burn margin was not wide enough, the tumor would return. Then too if the RFA
was too aggressive there was a strong chance of damaging the IVC itself which
would ultimately result in death.
With limited options we arranged to head for home until it was suggested that I
try MIBG at UPenn to see if this might encapsulate the tumor and give clearer
margins of safety. Thankfully, it did. In May of 2009, I underwent an
embolization of the artery feeding the tumor prior to the actual RFA. Both of
these procedures were performed by a fantastic team at the NIH and were very
successful, albeit with an extremely aggressive response from the dying tumor
that once again caused my medical team a lot of headaches, resulting in my
spending nearly 2 weeks in intensive care.
In June 2009 the RFA was declared a success, and I am now lucky to have been
tumor free for two and a half years, which is much longer than expected. The one
small downside to the process was that I became anemic from the MIBG infusion
and remain so, with the general impact that has upon my ongoing energy levels.
I am now classified as sporadic metastatic paraganglioma with no history of the
disease within any other members of my family and no known genetic pheo
markers. I attend the NICHD twice yearly for check ups and rotate this with
catecholamine tests back in Belfast to monitor any hormonal developments, with
my main marker being elevated metanephrine levels. Basically, I’m checked
every quarter with the intent of catching any new developments early.
The disease progression has thankfully been slow of late, and I like to hope it will
not return. I am, however, often reminded by my physicians that this disease is
for life and more than likely to come back as strongly as before.
I had expected to marry during my thirties, but unknown to either my girlfriend
or myself, the depressive and psychological impact of the disease had a
profoundly negative effect on my ability to deal with emotions and feelings
properly. Basically, I coped badly and often thought I was going mad. I, therefore,
remain single and unmarried. My now ex-girlfriend understandably moved on
long before I was diagnosed and settled down with someone else. That can be
kind of tough to deal with when I am now, once again, “normal.”
I am still advised not to have children, as the roulette wheel of being sporadic
metastatic means we have no idea what gene mutation or deletion affects me. So
I am deemed likely to pass the disease on to any progeny. Consequently, I choose
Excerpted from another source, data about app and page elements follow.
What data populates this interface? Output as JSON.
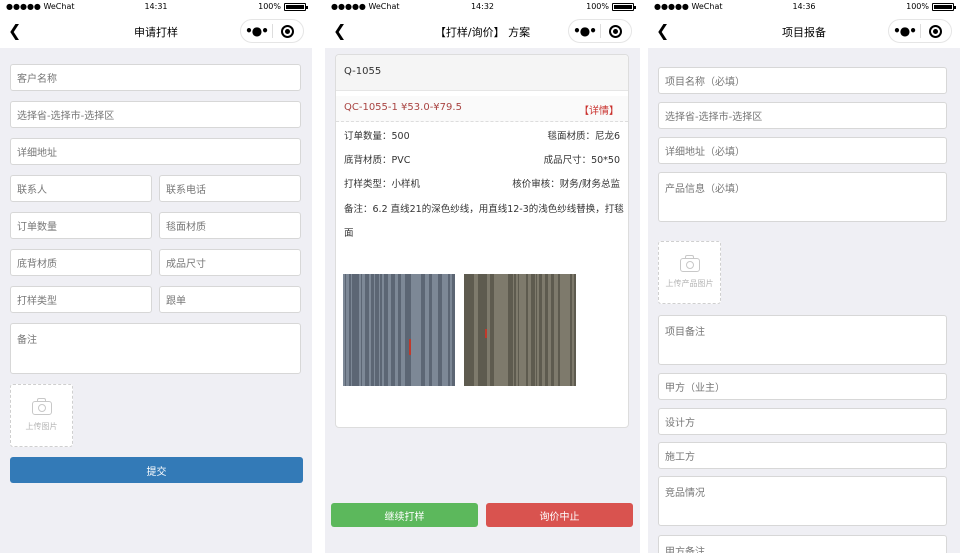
{
  "screens": [
    {
      "status": {
        "carrier": "●●●●● WeChat",
        "time": "14:31",
        "battery": "100%"
      },
      "nav": {
        "title": "申请打样"
      },
      "fields": {
        "customer_name": "客户名称",
        "region": "选择省-选择市-选择区",
        "address": "详细地址",
        "contact": "联系人",
        "phone": "联系电话",
        "order_qty": "订单数量",
        "surface_material": "毯面材质",
        "backing_material": "底背材质",
        "product_size": "成品尺寸",
        "sample_type": "打样类型",
        "follow_up": "跟单",
        "remark": "备注"
      },
      "upload_label": "上传图片",
      "submit_label": "提交"
    },
    {
      "status": {
        "carrier": "●●●●● WeChat",
        "time": "14:32",
        "battery": "100%"
      },
      "nav": {
        "title": "【打样/询价】 方案"
      },
      "card": {
        "code": "Q-1055",
        "quote_line": "QC-1055-1 ¥53.0-¥79.5",
        "detail_link": "【详情】",
        "order_qty": "订单数量：500",
        "surface_material": "毯面材质：尼龙6",
        "backing_material": "底背材质：PVC",
        "product_size": "成品尺寸：50*50",
        "sample_type": "打样类型：小样机",
        "approval": "核价审核：财务/财务总监",
        "remark": "备注：6.2 直线21的深色纱线，用直线12-3的浅色纱线替换，打毯面",
        "swatches": [
          {
            "base": "#7d8896",
            "stripe": "#5c6674",
            "marker": "#c0392b"
          },
          {
            "base": "#7e7a6c",
            "stripe": "#5e5b4f",
            "marker": "#c0392b"
          }
        ]
      },
      "buttons": {
        "continue_label": "继续打样",
        "stop_label": "询价中止",
        "continue_color": "#5cb85c",
        "stop_color": "#d9534f"
      }
    },
    {
      "status": {
        "carrier": "●●●●● WeChat",
        "time": "14:36",
        "battery": "100%"
      },
      "nav": {
        "title": "项目报备"
      },
      "fields": {
        "project_name": "项目名称（必填）",
        "region": "选择省-选择市-选择区",
        "address": "详细地址（必填）",
        "product_info": "产品信息（必填）",
        "project_remark": "项目备注",
        "party_a": "甲方（业主）",
        "designer": "设计方",
        "constructor": "施工方",
        "competitor": "竞品情况",
        "party_a_remark": "甲方备注"
      },
      "upload_label": "上传产品图片"
    }
  ]
}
not to take such a risk with an unborn child’s life, although I understand that
others might approach this issue with an entirely different view.
Every day is a bonus and I try to make them all count. I am noticeably calmer
now that the tumors have been removed, and I can look back and see how crazy I
was on occasion through no particular fault of my own.
I truly am one of the lucky ones. Through a mixture of making my own luck and
the great skill of some medical professionals, I am fortunate to be as well as I am.
I also know, however, that this disease has had a profound impact on most of the
important elements of my life and continues to do so.
I have only recently become aware of the punishing effects of the 26 PET, MIBG,
MRI, and CT scans that I have had in the last 5 years, which it now seems
substantially raises the risk of blood cancer further down the line. I guess if you
are living with pheo or para, it always seems that if its not one thing that gets
you, it’ll be another, eh? I realize that one does have to learn to live with this
disease and that’s what I continue to try to do, along with a lot of finger crossing
and a little prayer both for myself and for all of you fellow pheos out there.
Keep well and keep fighting!